Which flowers take center stage in which month of the Venetian gardening year, regaling us lush cascades of bright flowers and often captivating scents? This is my personal flower calendar, based on which blossoms I come across in our own garden and in our neighborhood. This “calendar” offers only a small, favorite selection of flowers in full bloom here in Venice (so you can choose when to come and what to see …). Please return to this post more often, as we will expand the list of plants!
We start off in January very traditionally with our fair winter flowers – le violette as we call them (pansies). A few mistaken flowers of geranium might still be in bloom, but this is really rare. Fortunately, our evergreen plants brighten up our space all year long … Towards the end of the month, almond trees growing in a sheltered place might start to grow pale-pink blossoms in a tentative manner.
February brings spots of bright colors as the wild tulips wake up from their hibernation. Also, later that month, cherry trees may start blossoming on a particularly sheltered and sunny spot.
In March you can admire the rose-like blossoms of the camellias.
April is my favorite month by far – the wonderful wisteria comes into full bloom, by the third week of the year i grappoli di glicine – its purple blossoms usher in the beginning of the warm season.
Also, the first buds of brilliantly red, white, orange, and pink roses climbing up facades appear, and rose bushes embellish the perfectly kempt lawns of the gardens facing the Canal grande with their red, yellow and pink blossoms. The liies-of-the-valley, hidden in the sheltered spots under evergreen plants come into bloom in my grandfather’s garden. And – one must not forget the sweet-scented lilac twigs that brighten up a forgotten corner of the garden with their pale lavender-colored blossoms.
May (and sometimes April) brings back the slightly vanilla-scented blossoms of oleanders. They come in various color shades here in the Veneto: ruby and auburn, apricot, pale pink, coral pink, mauve, white, pale yellow, lemon yellow, almond, brilliant rose, burnt sienna even.
The sweet smelling white blossoms of the osmanthus decorate some Venetian campi and viali alberati (tree-lined streets) of the Lido by the third week of June. And, there’s so much pittosporum, whose blossoms often open by end-April.

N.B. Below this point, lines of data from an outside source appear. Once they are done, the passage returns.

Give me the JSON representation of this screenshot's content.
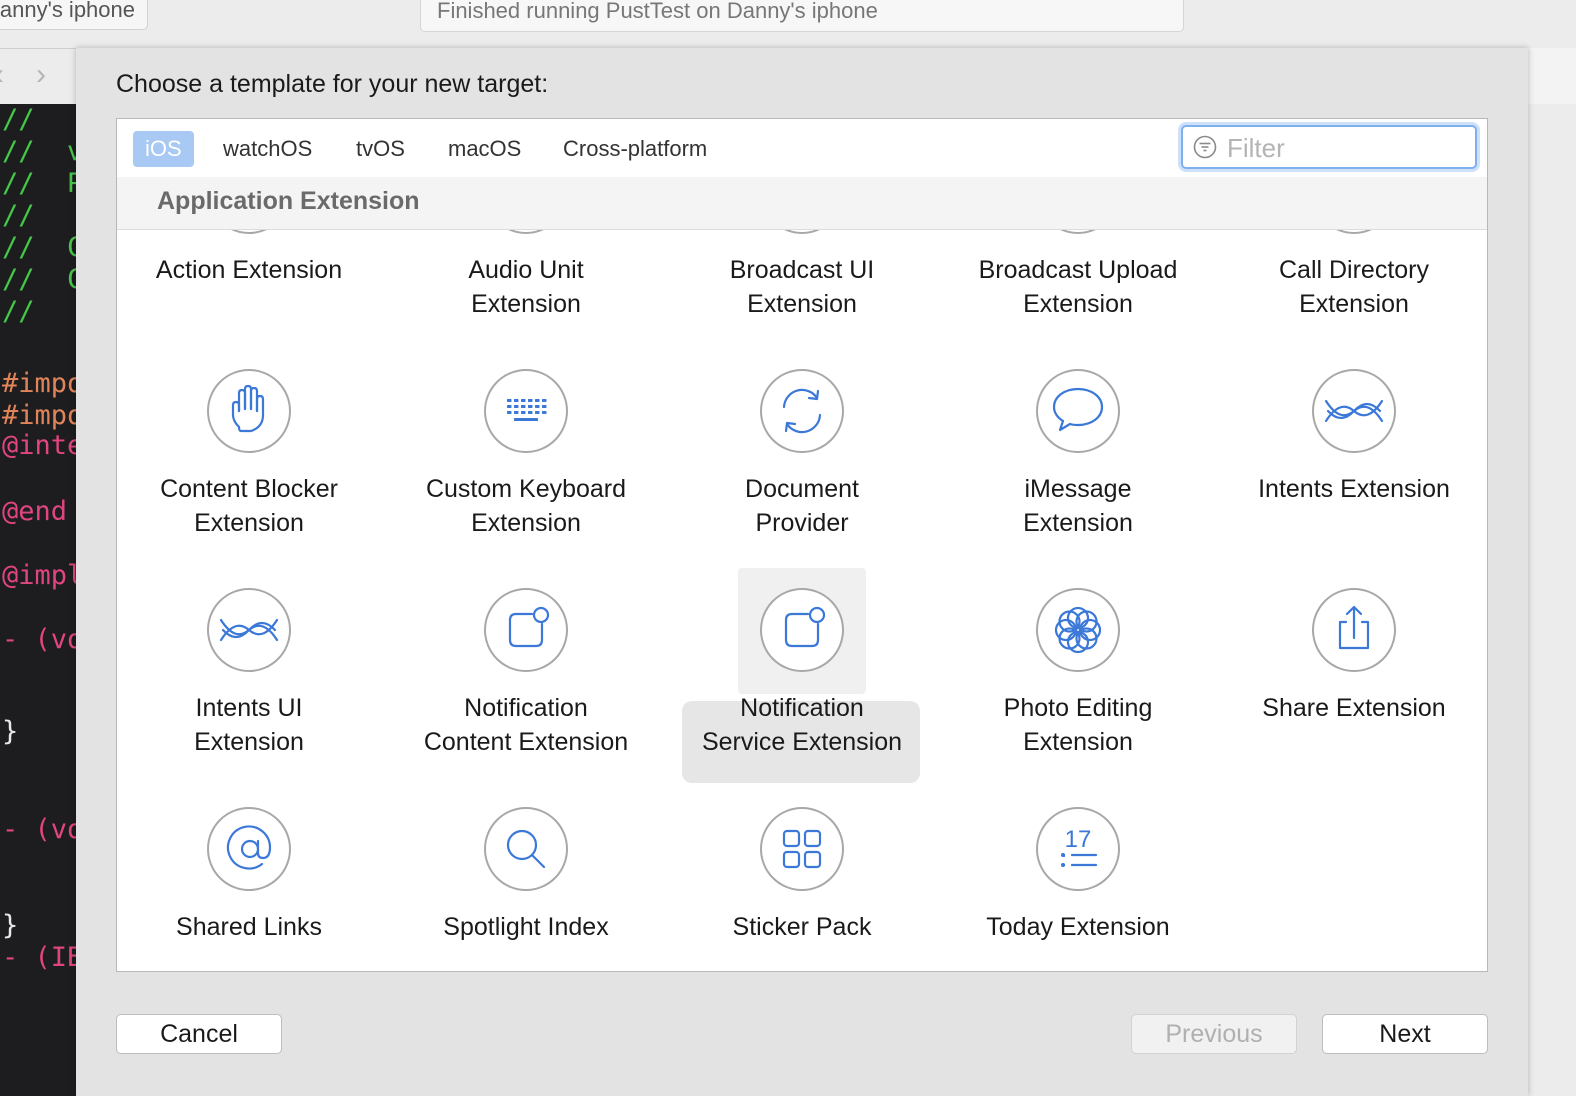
{
  "window": {
    "device_label": "anny's iphone",
    "status_text": "Finished running PustTest on Danny's iphone"
  },
  "nav": {
    "back": "‹",
    "forward": "›"
  },
  "code_lines": [
    {
      "text": "//",
      "cls": "c-green"
    },
    {
      "text": "//  v",
      "cls": "c-green"
    },
    {
      "text": "//  P",
      "cls": "c-green"
    },
    {
      "text": "//",
      "cls": "c-green"
    },
    {
      "text": "//  C",
      "cls": "c-green"
    },
    {
      "text": "//  C",
      "cls": "c-green"
    },
    {
      "text": "//",
      "cls": "c-green"
    },
    {
      "text": "",
      "cls": "c-white"
    },
    {
      "text": "#impo",
      "cls": "c-orange"
    },
    {
      "text": "#impo",
      "cls": "c-orange"
    },
    {
      "text": "@inte",
      "cls": "c-pink"
    },
    {
      "text": "",
      "cls": "c-white"
    },
    {
      "text": "@end",
      "cls": "c-pink"
    },
    {
      "text": "",
      "cls": "c-white"
    },
    {
      "text": "@impl",
      "cls": "c-pink"
    },
    {
      "text": "",
      "cls": "c-white"
    },
    {
      "text": "- (vo",
      "cls": "c-pink"
    },
    {
      "text": "",
      "cls": "c-white"
    },
    {
      "text": "",
      "cls": "c-white"
    },
    {
      "text": "}",
      "cls": "c-white"
    },
    {
      "text": "",
      "cls": "c-white"
    },
    {
      "text": "",
      "cls": "c-white"
    },
    {
      "text": "- (vo",
      "cls": "c-pink"
    },
    {
      "text": "",
      "cls": "c-white"
    },
    {
      "text": "",
      "cls": "c-white"
    },
    {
      "text": "}",
      "cls": "c-white"
    },
    {
      "text": "- (IB",
      "cls": "c-pink"
    }
  ],
  "sheet": {
    "title": "Choose a template for your new target:",
    "tabs": [
      {
        "label": "iOS",
        "active": true
      },
      {
        "label": "watchOS",
        "active": false
      },
      {
        "label": "tvOS",
        "active": false
      },
      {
        "label": "macOS",
        "active": false
      },
      {
        "label": "Cross-platform",
        "active": false
      }
    ],
    "filter": {
      "placeholder": "Filter",
      "value": ""
    },
    "section_title": "Application Extension",
    "templates": [
      {
        "label": "Action Extension",
        "icon": "gear-icon"
      },
      {
        "label": "Audio Unit\nExtension",
        "icon": "audio-wave-icon"
      },
      {
        "label": "Broadcast UI\nExtension",
        "icon": "layers-icon"
      },
      {
        "label": "Broadcast Upload\nExtension",
        "icon": "layers-icon"
      },
      {
        "label": "Call Directory\nExtension",
        "icon": "phone-icon"
      },
      {
        "label": "Content Blocker\nExtension",
        "icon": "hand-icon"
      },
      {
        "label": "Custom Keyboard\nExtension",
        "icon": "keyboard-icon"
      },
      {
        "label": "Document\nProvider",
        "icon": "sync-arrows-icon"
      },
      {
        "label": "iMessage\nExtension",
        "icon": "speech-bubble-icon"
      },
      {
        "label": "Intents Extension",
        "icon": "intents-wave-icon"
      },
      {
        "label": "Intents UI\nExtension",
        "icon": "intents-wave-icon"
      },
      {
        "label": "Notification\nContent Extension",
        "icon": "notification-badge-icon"
      },
      {
        "label": "Notification\nService Extension",
        "icon": "notification-badge-icon",
        "selected": true
      },
      {
        "label": "Photo Editing\nExtension",
        "icon": "flower-icon"
      },
      {
        "label": "Share Extension",
        "icon": "share-icon"
      },
      {
        "label": "Shared Links",
        "icon": "at-sign-icon"
      },
      {
        "label": "Spotlight Index",
        "icon": "magnifier-icon"
      },
      {
        "label": "Sticker Pack",
        "icon": "four-squares-icon"
      },
      {
        "label": "Today Extension",
        "icon": "calendar-list-icon"
      }
    ],
    "icon_badge_number": "17",
    "buttons": {
      "cancel": "Cancel",
      "previous": "Previous",
      "next": "Next"
    }
  },
  "colors": {
    "accent_blue": "#3b78d8",
    "tab_active_bg": "#a9c9f5",
    "code_green": "#46c74a",
    "code_pink": "#e0457f",
    "code_orange": "#e0855a"
  }
}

Summer jasmine (gelsomino) then continues spreading nuvole di profumo – perfumed waves of bright sunshine in July, alongside with the bright summer flowers of geranium in full bloom.It is also the season of the purple-colored Mandevilla. Currently, the terrace is shrouded into a cloud of white, pink and red mandevilla blossoms, that will continue blooming until mid-November ..

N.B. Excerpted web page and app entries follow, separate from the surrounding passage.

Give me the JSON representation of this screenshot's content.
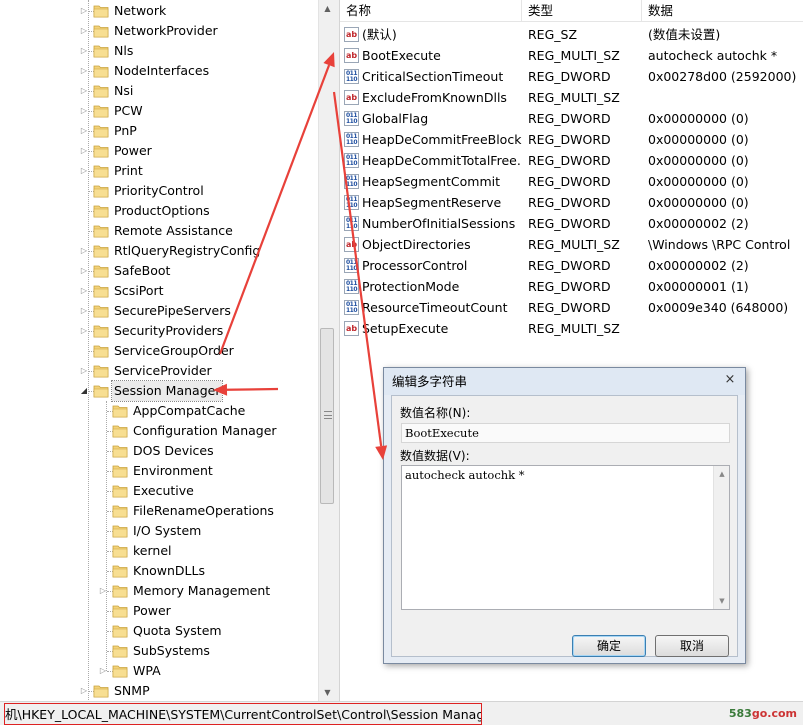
{
  "tree": {
    "items": [
      {
        "label": "Network",
        "level": 0,
        "expander": "collapsed"
      },
      {
        "label": "NetworkProvider",
        "level": 0,
        "expander": "collapsed"
      },
      {
        "label": "Nls",
        "level": 0,
        "expander": "collapsed"
      },
      {
        "label": "NodeInterfaces",
        "level": 0,
        "expander": "collapsed"
      },
      {
        "label": "Nsi",
        "level": 0,
        "expander": "collapsed"
      },
      {
        "label": "PCW",
        "level": 0,
        "expander": "collapsed"
      },
      {
        "label": "PnP",
        "level": 0,
        "expander": "collapsed"
      },
      {
        "label": "Power",
        "level": 0,
        "expander": "collapsed"
      },
      {
        "label": "Print",
        "level": 0,
        "expander": "collapsed"
      },
      {
        "label": "PriorityControl",
        "level": 0,
        "expander": "none"
      },
      {
        "label": "ProductOptions",
        "level": 0,
        "expander": "none"
      },
      {
        "label": "Remote Assistance",
        "level": 0,
        "expander": "none"
      },
      {
        "label": "RtlQueryRegistryConfig",
        "level": 0,
        "expander": "collapsed"
      },
      {
        "label": "SafeBoot",
        "level": 0,
        "expander": "collapsed"
      },
      {
        "label": "ScsiPort",
        "level": 0,
        "expander": "collapsed"
      },
      {
        "label": "SecurePipeServers",
        "level": 0,
        "expander": "collapsed"
      },
      {
        "label": "SecurityProviders",
        "level": 0,
        "expander": "collapsed"
      },
      {
        "label": "ServiceGroupOrder",
        "level": 0,
        "expander": "none"
      },
      {
        "label": "ServiceProvider",
        "level": 0,
        "expander": "collapsed"
      },
      {
        "label": "Session Manager",
        "level": 0,
        "expander": "expanded",
        "selected": true
      },
      {
        "label": "AppCompatCache",
        "level": 1,
        "expander": "none"
      },
      {
        "label": "Configuration Manager",
        "level": 1,
        "expander": "none"
      },
      {
        "label": "DOS Devices",
        "level": 1,
        "expander": "none"
      },
      {
        "label": "Environment",
        "level": 1,
        "expander": "none"
      },
      {
        "label": "Executive",
        "level": 1,
        "expander": "none"
      },
      {
        "label": "FileRenameOperations",
        "level": 1,
        "expander": "none"
      },
      {
        "label": "I/O System",
        "level": 1,
        "expander": "none"
      },
      {
        "label": "kernel",
        "level": 1,
        "expander": "none"
      },
      {
        "label": "KnownDLLs",
        "level": 1,
        "expander": "none"
      },
      {
        "label": "Memory Management",
        "level": 1,
        "expander": "collapsed"
      },
      {
        "label": "Power",
        "level": 1,
        "expander": "none"
      },
      {
        "label": "Quota System",
        "level": 1,
        "expander": "none"
      },
      {
        "label": "SubSystems",
        "level": 1,
        "expander": "none"
      },
      {
        "label": "WPA",
        "level": 1,
        "expander": "collapsed"
      },
      {
        "label": "SNMP",
        "level": 0,
        "expander": "collapsed"
      }
    ]
  },
  "values": {
    "headers": {
      "name": "名称",
      "type": "类型",
      "data": "数据"
    },
    "rows": [
      {
        "icon": "ab",
        "name": "(默认)",
        "type": "REG_SZ",
        "data": "(数值未设置)"
      },
      {
        "icon": "ab",
        "name": "BootExecute",
        "type": "REG_MULTI_SZ",
        "data": "autocheck autochk *"
      },
      {
        "icon": "bin",
        "name": "CriticalSectionTimeout",
        "type": "REG_DWORD",
        "data": "0x00278d00 (2592000)"
      },
      {
        "icon": "ab",
        "name": "ExcludeFromKnownDlls",
        "type": "REG_MULTI_SZ",
        "data": ""
      },
      {
        "icon": "bin",
        "name": "GlobalFlag",
        "type": "REG_DWORD",
        "data": "0x00000000 (0)"
      },
      {
        "icon": "bin",
        "name": "HeapDeCommitFreeBlock...",
        "type": "REG_DWORD",
        "data": "0x00000000 (0)"
      },
      {
        "icon": "bin",
        "name": "HeapDeCommitTotalFree...",
        "type": "REG_DWORD",
        "data": "0x00000000 (0)"
      },
      {
        "icon": "bin",
        "name": "HeapSegmentCommit",
        "type": "REG_DWORD",
        "data": "0x00000000 (0)"
      },
      {
        "icon": "bin",
        "name": "HeapSegmentReserve",
        "type": "REG_DWORD",
        "data": "0x00000000 (0)"
      },
      {
        "icon": "bin",
        "name": "NumberOfInitialSessions",
        "type": "REG_DWORD",
        "data": "0x00000002 (2)"
      },
      {
        "icon": "ab",
        "name": "ObjectDirectories",
        "type": "REG_MULTI_SZ",
        "data": "\\Windows \\RPC Control"
      },
      {
        "icon": "bin",
        "name": "ProcessorControl",
        "type": "REG_DWORD",
        "data": "0x00000002 (2)"
      },
      {
        "icon": "bin",
        "name": "ProtectionMode",
        "type": "REG_DWORD",
        "data": "0x00000001 (1)"
      },
      {
        "icon": "bin",
        "name": "ResourceTimeoutCount",
        "type": "REG_DWORD",
        "data": "0x0009e340 (648000)"
      },
      {
        "icon": "ab",
        "name": "SetupExecute",
        "type": "REG_MULTI_SZ",
        "data": ""
      }
    ]
  },
  "dialog": {
    "title": "编辑多字符串",
    "close_label": "×",
    "name_label": "数值名称(N):",
    "name_value": "BootExecute",
    "data_label": "数值数据(V):",
    "data_value": "autocheck autochk *",
    "ok_label": "确定",
    "cancel_label": "取消"
  },
  "status": {
    "path": "机\\HKEY_LOCAL_MACHINE\\SYSTEM\\CurrentControlSet\\Control\\Session Manager",
    "watermark_a": "583",
    "watermark_b": "go.com"
  },
  "colors": {
    "annotation": "#e8413a",
    "folder": "#e9c46a",
    "highlight_box": "#dd2222"
  }
}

In August, the impatiens flowers are in full bloom (see picture at the beginning of this post). And so are almost all the other flowers, though they might suffer a bit by August, due to the unrelenting mid-summer sun and lack of water. And, there’s the plumbago, but currently, it looks a bit faded because of a lack in water and so much heat!
Towards the beginning of September, to my mind, the light blue blossoms of plumbago are most beautiful, as they recover from the exceptionally hot summer days. September is also the month when the wisteria almost comes into a second bloom, less spectacular than it is in April, but you will find the one or other flower grapes amidst the light green foliage.
From the beginning of October, the flower scene slowly starts to change. Rose buds become more rare and also smaller, geranium and oleanders cease to bloom, and chrysanthenum (red, white, yellow, bright orange, sienna-colored) bring colorful accents to balconies and terraces, and altane of course.
The crysanthenum flowers continue to blossom far into November, together with the freshly planted cyclamen (purple, cerise, magenta-shaded flowers).
And finally, you may have read my previous post, it is the brightly colored Stella di Natale plants, coming in many shades of red – from crimson to cerise, but also in an iced pink and champagne hue, that are the unchallenged “main actors on the flower stage” in December and during the Christmas holidays in Venice.1